Robocalls annoy 9 out of every 10 Americans, yet few take any steps to cut down the number of these incoming calls.
And, despite their annoyance and anger, most people, including senior citizens do not take proactive steps to limit the number of robocalls. Indeed, a recent estimate indicates that robocalls increased to 48 billion in 2018 — a 57 percent jump from 2017!
Fifty percent of respondents estimate that they receive at least seven robocalls a week. Eleven percent were victimized by these phone scams. These phone scams are expensive, costing Americans $429 million dollars last year, according to the Federal Trade Commission.
The survey of 1,852 adults was conducted April 8-19 by the University of Chicago.
Robocalls: Frauds And Scams
The survey found people are more likely to get scammed when the caller threatens them with facing jail time for missed jury duty, or, owing unpaid taxes to the Federal government.
For example, 51 percent of respondents, would respond to a negative call; only 41 percent would respond to a positive offer to a positive pitch.
Other key findings:
- Only 14 percent of respondents said they now use a robocall-blocking service.
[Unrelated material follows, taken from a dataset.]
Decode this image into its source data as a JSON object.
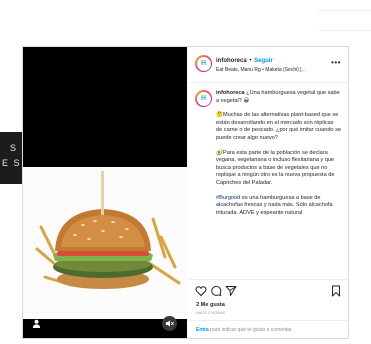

Another 77 percent did not; and 9 percent weren’t sure.
- Only 35 percent said all of their phone numbers had been submitted to the FTC’s National Do Not Call Registry.
Kathy Stokes, AARP’s director of fraud-prevention programs, urges people to use caution when the phone rings.
“Be wary when you pick up the phone,” she said. “A number that looks familiar or local may be neither familiar nor local.”
Con artists, she added, “have become increasingly sophisticated and devious, and once they connect with you and get you talking it’s far too easy to fall prey to their schemes.”
Even though these calls trigger negative emotions, large majorities of people said they don’t bother doing anything about them.
When asked about robocalls received in the past month, respondents said most often they had heard about a product or program for which they reportedly qualified, such as a low-interest credit card.
The other top pitches involved sales calls or news that they had won a free trip or gift card.